[9] As far as it is now contended that I erred in not finding that the Respondent made certain misrepresentations to the Applicant and in its Environmental Impact Report, those are issues which are to be considered by the Judge who will be called upon to consider the review proceedings. This seems to be conceded if regard is had to the ground of appeal referred to in paragraph [5](b)(v) above (see: paragraph 15 of the Notice). In that regard the evidence shows that in a notice published on 31 December 2008 the Respondent indicated that it proposed "to replace the existing 66kv wooden pole powerline from Blanco to Knysna Substation .... with a new 132 kV powerline" and that a "combination of steel monopoles, concrete monopoles, lattice towers and cigar (double tapered staved steel) poles, depending on the topography of the study area will be used" (my underlining,). This description, read together with, inter alia, paragraph 3.3.2 of Eskom's Environmental Impact Report (Annexure GS 12, record p. 61) does not in my view justify an inference on a prima facie basis that the Respondent made any misrepresentations as to the size, height or type of structures

to be used.

[10] As far as the balance of convenience is concerned, it is an indisputable fact that, on the one hand, a delay in the project may result in load shedding affecting the municipal areas of Knysna, Sedgfield, Wilderness and Bitou proving electricity to thousands of households and hundreds of industries whilst, on the other hand, the Applicant's only objection is that the structures prejudicially affect the tourism and unspoilt nature and mountain views that its property possesses in circumstances where the structures had already been erected and the interim relief claimed was not aimed at removing the structures. The balance of convenience accordingly by far favours the Respondent.
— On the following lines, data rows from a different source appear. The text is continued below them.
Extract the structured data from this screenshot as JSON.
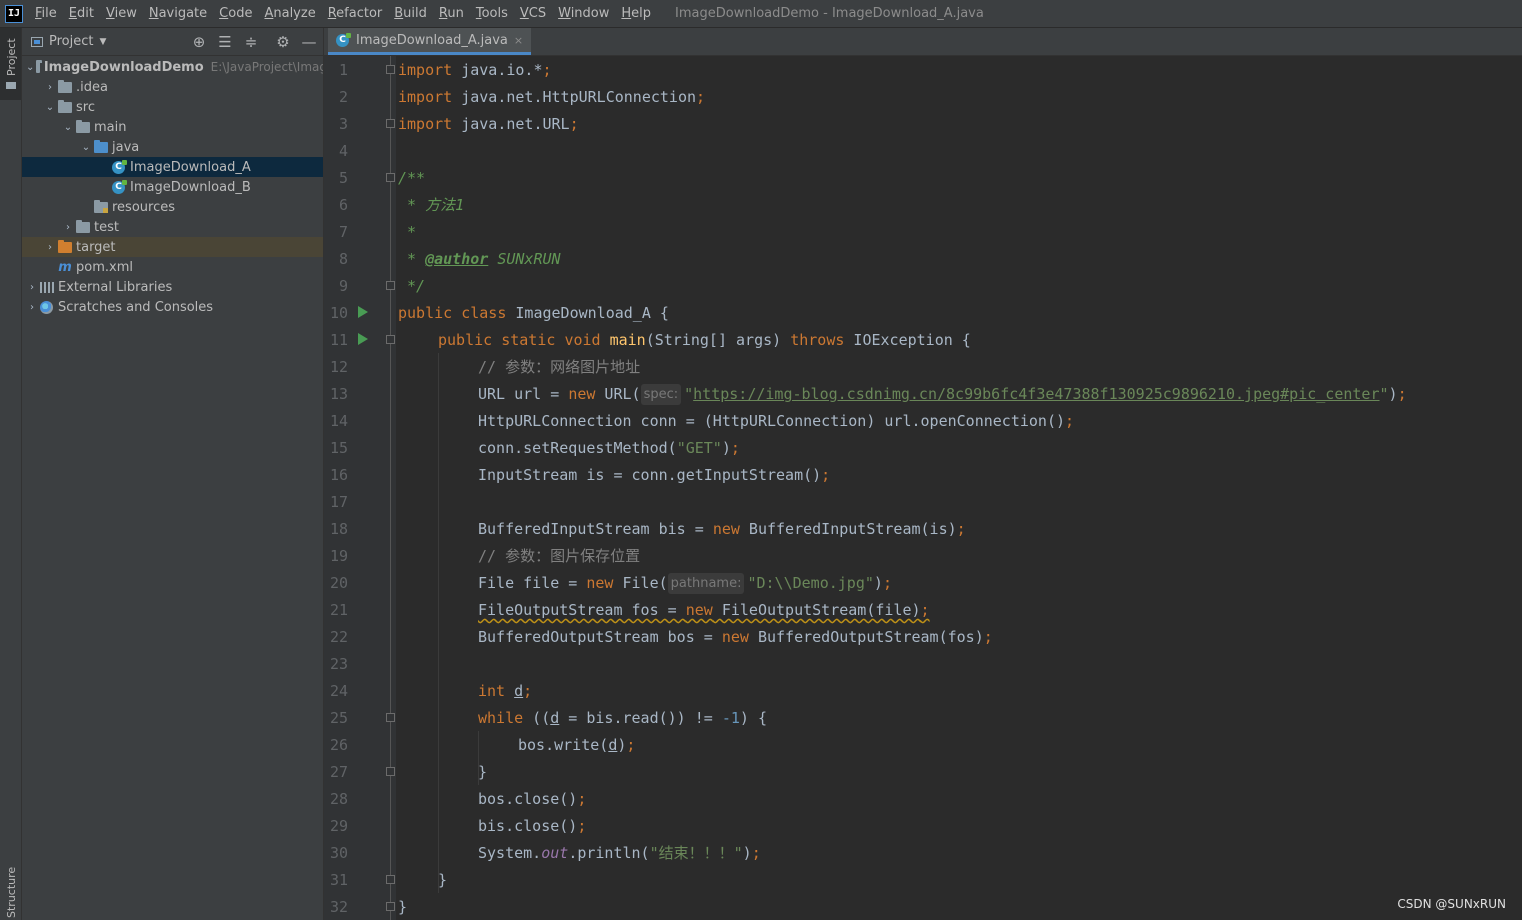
{
  "menu": {
    "app_logo": "IJ",
    "items": [
      "File",
      "Edit",
      "View",
      "Navigate",
      "Code",
      "Analyze",
      "Refactor",
      "Build",
      "Run",
      "Tools",
      "VCS",
      "Window",
      "Help"
    ],
    "window_title": "ImageDownloadDemo - ImageDownload_A.java"
  },
  "left_stripe": {
    "project_label": "Project",
    "structure_label": "Structure"
  },
  "project_panel": {
    "title": "Project",
    "tools": [
      "locate-icon",
      "expand-all-icon",
      "collapse-all-icon",
      "gear-icon",
      "hide-icon"
    ],
    "tree": [
      {
        "label": "ImageDownloadDemo",
        "path": "E:\\JavaProject\\Imag",
        "icon": "module-folder-icon",
        "expanded": true
      },
      {
        "label": ".idea",
        "icon": "folder-icon",
        "expanded": false
      },
      {
        "label": "src",
        "icon": "folder-icon",
        "expanded": true
      },
      {
        "label": "main",
        "icon": "folder-icon",
        "expanded": true
      },
      {
        "label": "java",
        "icon": "source-folder-icon",
        "expanded": true
      },
      {
        "label": "ImageDownload_A",
        "icon": "java-class-icon",
        "selected": true
      },
      {
        "label": "ImageDownload_B",
        "icon": "java-class-icon"
      },
      {
        "label": "resources",
        "icon": "resources-folder-icon"
      },
      {
        "label": "test",
        "icon": "folder-icon",
        "expanded": false
      },
      {
        "label": "target",
        "icon": "excluded-folder-icon",
        "expanded": false
      },
      {
        "label": "pom.xml",
        "icon": "maven-icon"
      },
      {
        "label": "External Libraries",
        "icon": "library-icon",
        "expanded": false
      },
      {
        "label": "Scratches and Consoles",
        "icon": "scratch-icon",
        "expanded": false
      }
    ]
  },
  "editor": {
    "tab": {
      "label": "ImageDownload_A.java",
      "close": "×"
    },
    "line_numbers": [
      "1",
      "2",
      "3",
      "4",
      "5",
      "6",
      "7",
      "8",
      "9",
      "10",
      "11",
      "12",
      "13",
      "14",
      "15",
      "16",
      "17",
      "18",
      "19",
      "20",
      "21",
      "22",
      "23",
      "24",
      "25",
      "26",
      "27",
      "28",
      "29",
      "30",
      "31",
      "32"
    ],
    "code": {
      "l1_kw": "import",
      "l1_rest": " java.io.*",
      "semi": ";",
      "l2_rest": " java.net.HttpURLConnection",
      "l3_rest": " java.net.URL",
      "l5": "/**",
      "l6": " * 方法1",
      "l7": " *",
      "l8_star": " * ",
      "l8_tag": "@author",
      "l8_name": " SUNxRUN",
      "l9": " */",
      "l10_kw1": "public",
      "l10_kw2": "class",
      "l10_name": " ImageDownload_A {",
      "l11_kw3": "static",
      "l11_kw4": "void",
      "l11_fn": "main",
      "l11_params": "(String[] args) ",
      "l11_throws": "throws",
      "l11_exc": " IOException {",
      "l12": "// 参数：网络图片地址",
      "l13_a": "URL url = ",
      "kw_new": "new",
      "l13_b": " URL(",
      "l13_hint": "spec:",
      "quote": "\"",
      "l13_url": "https://img-blog.csdnimg.cn/8c99b6fc4f3e47388f130925c9896210.jpeg#pic_center",
      "l13_end": ")",
      "l14": "HttpURLConnection conn = (HttpURLConnection) url.openConnection()",
      "l15_a": "conn.setRequestMethod(",
      "l15_str": "\"GET\"",
      "l15_end": ")",
      "l16": "InputStream is = conn.getInputStream()",
      "l18_a": "BufferedInputStream bis = ",
      "l18_b": " BufferedInputStream(is)",
      "l19": "// 参数：图片保存位置",
      "l20_a": "File file = ",
      "l20_b": " File(",
      "l20_hint": "pathname:",
      "l20_str": "\"D:\\\\Demo.jpg\"",
      "l20_end": ")",
      "l21_a": "FileOutputStream fos = ",
      "l21_b": " FileOutputStream(file)",
      "l22_a": "BufferedOutputStream bos = ",
      "l22_b": " BufferedOutputStream(fos)",
      "l24_kw": "int",
      "l24_var": "d",
      "l25_kw": "while",
      "l25_a": " ((",
      "l25_var": "d",
      "l25_b": " = bis.read()) != ",
      "l25_num": "-1",
      "l25_c": ") {",
      "l26_a": "bos.write(",
      "l26_var": "d",
      "l26_b": ")",
      "l27": "}",
      "l28": "bos.close()",
      "l29": "bis.close()",
      "l30_a": "System.",
      "l30_field": "out",
      "l30_b": ".println(",
      "l30_str": "\"结束！！！\"",
      "l30_c": ")",
      "l31": "}",
      "l32": "}"
    }
  },
  "watermark": "CSDN @SUNxRUN",
  "colors": {
    "keyword": "#cc7832",
    "string": "#6a8759",
    "number": "#6897bb",
    "comment": "#808080",
    "doc": "#629755",
    "function": "#ffc66d",
    "selection": "#0d293e"
  }
}
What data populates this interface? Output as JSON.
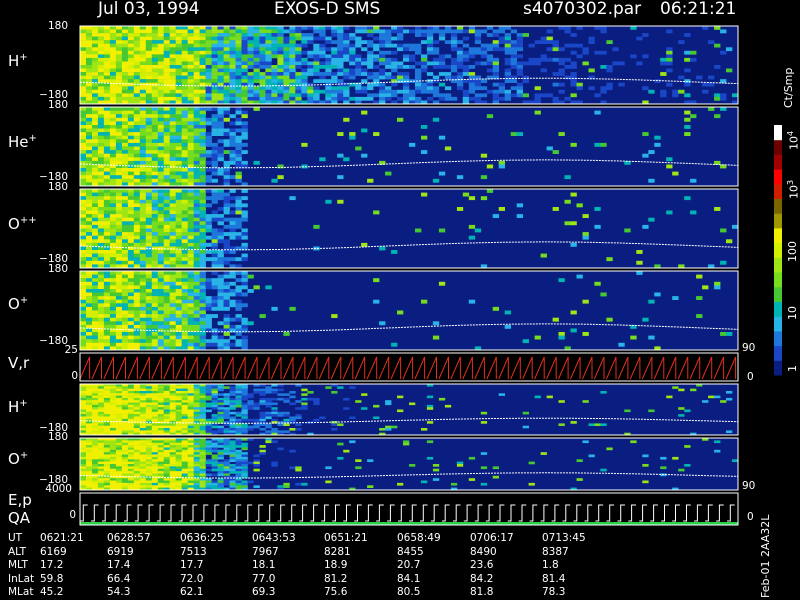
{
  "title": {
    "date": "Jul 03, 1994",
    "instrument": "EXOS-D SMS",
    "file": "s4070302.par",
    "time": "06:21:21"
  },
  "colorbar": {
    "unit": "Ct/Smp",
    "ticks": [
      "1",
      "10",
      "100",
      "10",
      "10"
    ],
    "tick_exp": [
      "",
      "",
      "",
      "3",
      "4"
    ],
    "colors": [
      "#0a1e82",
      "#1a46c8",
      "#1e78dc",
      "#28b4e6",
      "#00b4b4",
      "#46c832",
      "#78dc1e",
      "#a0e614",
      "#d2f000",
      "#f0f000",
      "#a09600",
      "#7a6400",
      "#d21e00",
      "#ff0000",
      "#a00000",
      "#6e0000",
      "#ffffff"
    ]
  },
  "chart_data": {
    "type": "heatmap",
    "panels": [
      {
        "label": "H",
        "sup": "+",
        "ymax": "180",
        "ymin": "−180",
        "kind": "pitch",
        "activity": [
          0.9,
          0.85,
          0.8,
          0.7,
          0.55,
          0.5,
          0.45,
          0.4,
          0.35,
          0.3,
          0.3,
          0.3
        ]
      },
      {
        "label": "He",
        "sup": "+",
        "ymax": "180",
        "ymin": "−180",
        "kind": "pitch",
        "activity": [
          0.8,
          0.7,
          0.5,
          0.2,
          0.1,
          0.1,
          0.1,
          0.1,
          0.1,
          0.1,
          0.1,
          0.1
        ]
      },
      {
        "label": "O",
        "sup": "++",
        "ymax": "180",
        "ymin": "−180",
        "kind": "pitch",
        "activity": [
          0.8,
          0.7,
          0.5,
          0.2,
          0.1,
          0.1,
          0.1,
          0.1,
          0.1,
          0.1,
          0.1,
          0.1
        ]
      },
      {
        "label": "O",
        "sup": "+",
        "ymax": "180",
        "ymin": "−180",
        "kind": "pitch",
        "activity": [
          0.8,
          0.7,
          0.5,
          0.2,
          0.1,
          0.1,
          0.1,
          0.1,
          0.1,
          0.1,
          0.1,
          0.1
        ]
      },
      {
        "label": "V,r",
        "sup": "",
        "ymax": "25",
        "ymin": "0",
        "rmax": "90",
        "rmin": "0",
        "kind": "sawtooth"
      },
      {
        "label": "H",
        "sup": "+",
        "ymax": "180",
        "ymin": "−180",
        "kind": "pitch",
        "activity": [
          1.0,
          0.9,
          0.6,
          0.4,
          0.3,
          0.2,
          0.1,
          0.05,
          0.05,
          0.05,
          0.05,
          0.05
        ]
      },
      {
        "label": "O",
        "sup": "+",
        "ymax": "180",
        "ymin": "−180",
        "kind": "pitch",
        "activity": [
          1.0,
          0.95,
          0.6,
          0.3,
          0.15,
          0.1,
          0.05,
          0.05,
          0.05,
          0.05,
          0.05,
          0.05
        ]
      },
      {
        "label": "E,p",
        "sub_label": "QA",
        "ymax": "4000",
        "ymin": "0",
        "rmax": "90",
        "rmin": "0",
        "kind": "steps"
      }
    ]
  },
  "footer": {
    "row_labels": [
      "UT",
      "ALT",
      "MLT",
      "InLat",
      "MLat"
    ],
    "columns": [
      [
        "0621:21",
        "6169",
        "17.2",
        "59.8",
        "45.2"
      ],
      [
        "0628:57",
        "6919",
        "17.4",
        "66.4",
        "54.3"
      ],
      [
        "0636:25",
        "7513",
        "17.7",
        "72.0",
        "62.1"
      ],
      [
        "0643:53",
        "7967",
        "18.1",
        "77.0",
        "69.3"
      ],
      [
        "0651:21",
        "8281",
        "18.9",
        "81.2",
        "75.6"
      ],
      [
        "0658:49",
        "8455",
        "20.7",
        "84.1",
        "80.5"
      ],
      [
        "0706:17",
        "8490",
        "23.6",
        "84.2",
        "81.8"
      ],
      [
        "0713:45",
        "8387",
        "1.8",
        "81.4",
        "78.3"
      ]
    ],
    "side_note": "Feb-01 2AA32L"
  }
}
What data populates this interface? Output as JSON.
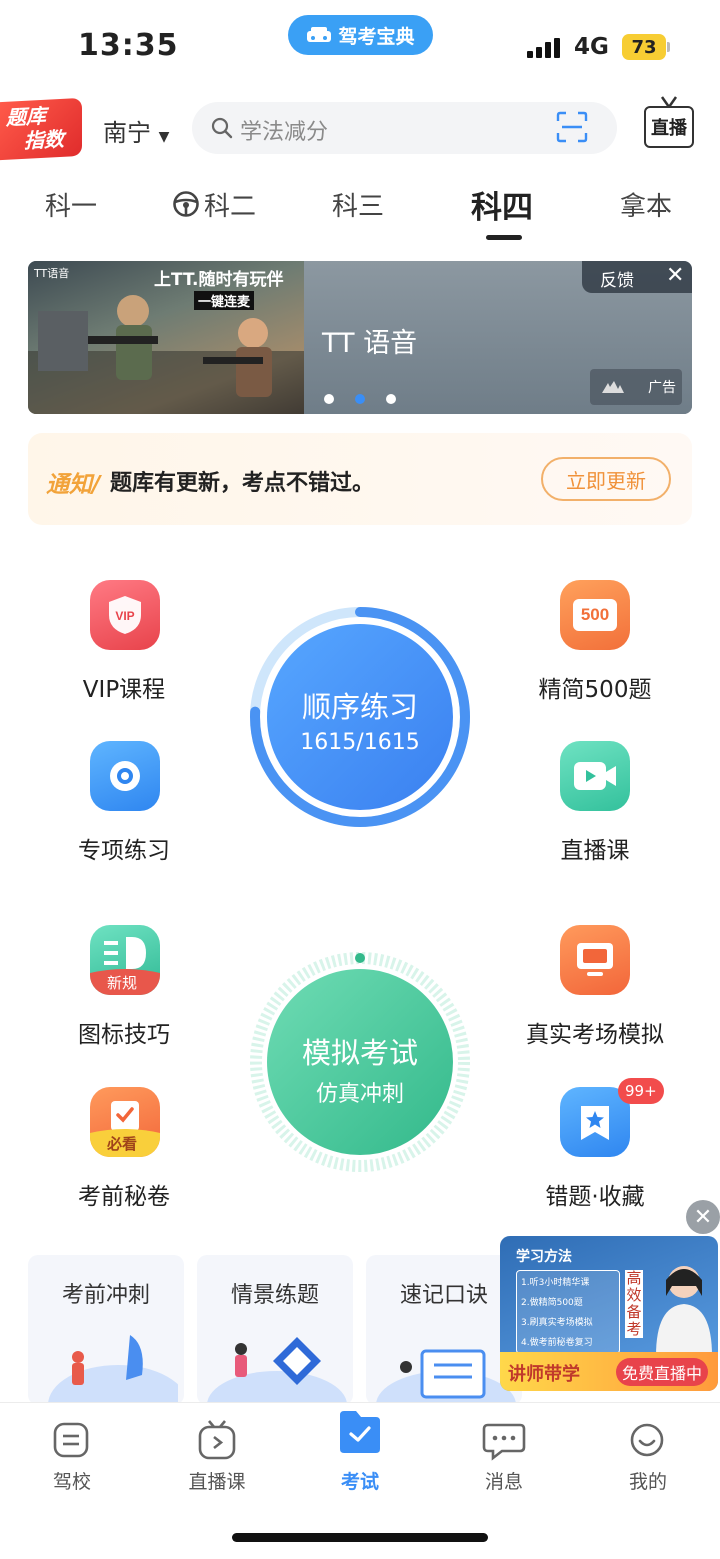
{
  "status_bar": {
    "time": "13:35",
    "app_name": "驾考宝典",
    "network": "4G",
    "battery": "73"
  },
  "header": {
    "badge_line1": "题库",
    "badge_line2": "指数",
    "city": "南宁",
    "search_placeholder": "学法减分",
    "live_label": "直播"
  },
  "subject_tabs": [
    {
      "label": "科一",
      "active": false
    },
    {
      "label": "科二",
      "active": false
    },
    {
      "label": "科三",
      "active": false
    },
    {
      "label": "科四",
      "active": true
    },
    {
      "label": "拿本",
      "active": false
    }
  ],
  "banner": {
    "logo": "TT语音",
    "headline": "上TT.随时有玩伴",
    "sub": "一键连麦",
    "title": "TT 语音",
    "feedback": "反馈",
    "ad_label": "广告",
    "slide_active": 2,
    "slide_count": 3
  },
  "notice": {
    "tag": "通知/",
    "text": "题库有更新，考点不错过。",
    "button": "立即更新"
  },
  "features": {
    "vip": {
      "label": "VIP课程",
      "icon_text": "VIP"
    },
    "jingjian": {
      "label": "精简500题",
      "icon_text": "500"
    },
    "zhuanxiang": {
      "label": "专项练习"
    },
    "zhibo": {
      "label": "直播课"
    },
    "tubiao": {
      "label": "图标技巧",
      "icon_badge": "新规"
    },
    "zhenshi": {
      "label": "真实考场模拟"
    },
    "miquan": {
      "label": "考前秘卷",
      "icon_badge": "必看"
    },
    "cuoti": {
      "label": "错题·收藏",
      "badge": "99+"
    },
    "sequence": {
      "title": "顺序练习",
      "progress": "1615/1615"
    },
    "mock": {
      "title": "模拟考试",
      "subtitle": "仿真冲刺"
    }
  },
  "cards": [
    {
      "title": "考前冲刺"
    },
    {
      "title": "情景练题"
    },
    {
      "title": "速记口诀"
    }
  ],
  "float_ad": {
    "heading": "学习方法",
    "steps": [
      "1.听3小时精华课",
      "2.做精简500题",
      "3.刷真实考场模拟",
      "4.做考前秘卷复习"
    ],
    "side_text": "高效备考",
    "left_cta": "讲师带学",
    "right_cta": "免费直播中"
  },
  "bottom_nav": [
    {
      "label": "驾校",
      "active": false
    },
    {
      "label": "直播课",
      "active": false
    },
    {
      "label": "考试",
      "active": true
    },
    {
      "label": "消息",
      "active": false
    },
    {
      "label": "我的",
      "active": false
    }
  ],
  "colors": {
    "primary": "#3a8ef6",
    "green": "#4fcfa3",
    "orange": "#f2a33a",
    "red": "#e8434b"
  }
}
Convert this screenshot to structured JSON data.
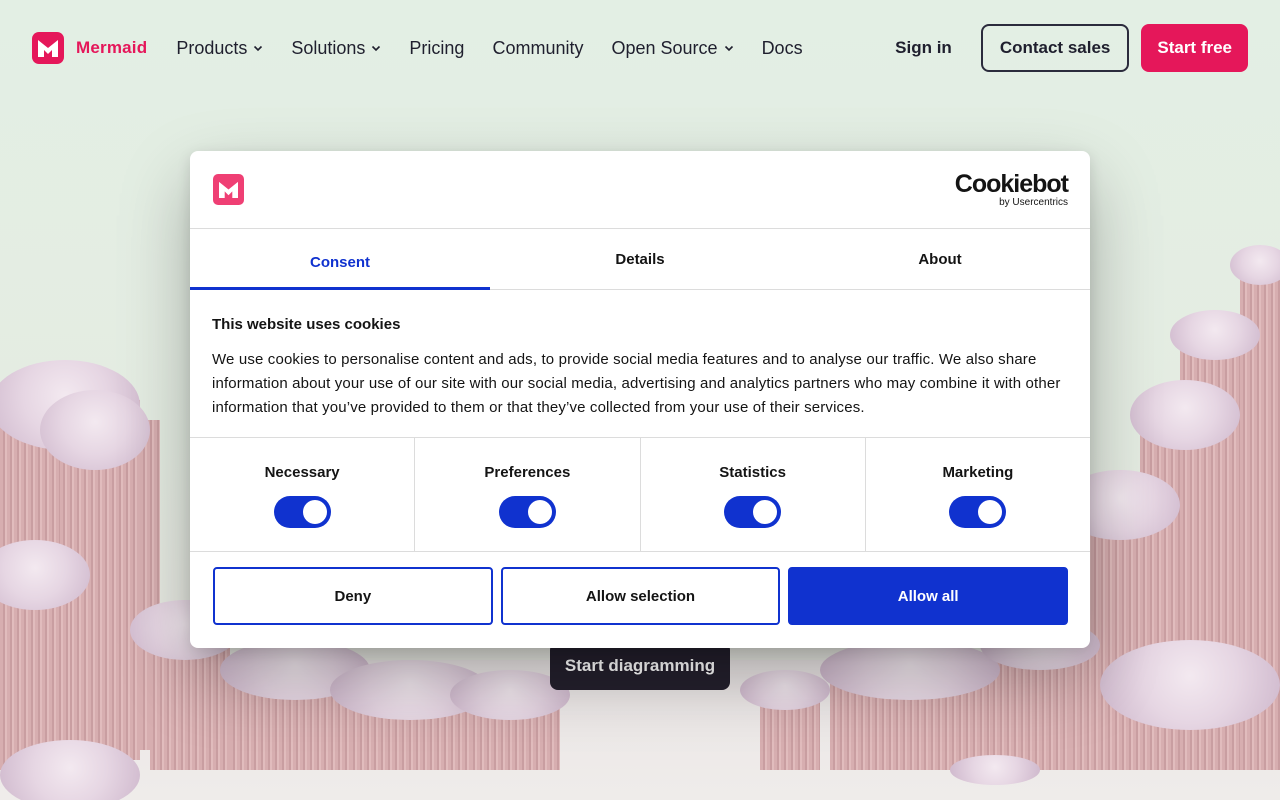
{
  "brand": {
    "name": "Mermaid",
    "accent": "#e5175a",
    "logo_icon": "mermaid-logo-icon"
  },
  "nav": {
    "links": [
      {
        "label": "Products",
        "has_dropdown": true
      },
      {
        "label": "Solutions",
        "has_dropdown": true
      },
      {
        "label": "Pricing",
        "has_dropdown": false
      },
      {
        "label": "Community",
        "has_dropdown": false
      },
      {
        "label": "Open Source",
        "has_dropdown": true
      },
      {
        "label": "Docs",
        "has_dropdown": false
      }
    ],
    "sign_in": "Sign in",
    "contact_sales": "Contact sales",
    "start_free": "Start free"
  },
  "hero": {
    "cta": "Start diagramming"
  },
  "cookie_dialog": {
    "provider": "Cookiebot",
    "provider_sub": "by Usercentrics",
    "tabs": [
      {
        "label": "Consent",
        "active": true
      },
      {
        "label": "Details",
        "active": false
      },
      {
        "label": "About",
        "active": false
      }
    ],
    "title": "This website uses cookies",
    "description": "We use cookies to personalise content and ads, to provide social media features and to analyse our traffic. We also share information about your use of our site with our social media, advertising and analytics partners who may combine it with other information that you’ve provided to them or that they’ve collected from your use of their services.",
    "categories": [
      {
        "label": "Necessary",
        "enabled": true
      },
      {
        "label": "Preferences",
        "enabled": true
      },
      {
        "label": "Statistics",
        "enabled": true
      },
      {
        "label": "Marketing",
        "enabled": true
      }
    ],
    "buttons": {
      "deny": "Deny",
      "allow_selection": "Allow selection",
      "allow_all": "Allow all"
    },
    "accent": "#1032cf"
  }
}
[11] I am for the reasons already indicated unpersuaded that the Applicant has reasonable prospects of success on appeal.

[12] In the result the application for leave to appeal is dismissed with costs.




On the instructions of: MARITZ SMITH VAN EEDEN INC

Suite 111, Infotech Building 1090 Arcadia

Street Hatfield

PRETORIA Ref: M3716.12/MM/es Tel: 012 342 0000


On the instructions of:ROOTH & WESSELS

Rooth & Wessels Building Pare Nouveau 225 Veale Street Brooklyn


Ref: J Leotlela/B30266

Tel: (012) 452 4000


8 August 2012

10 August 2012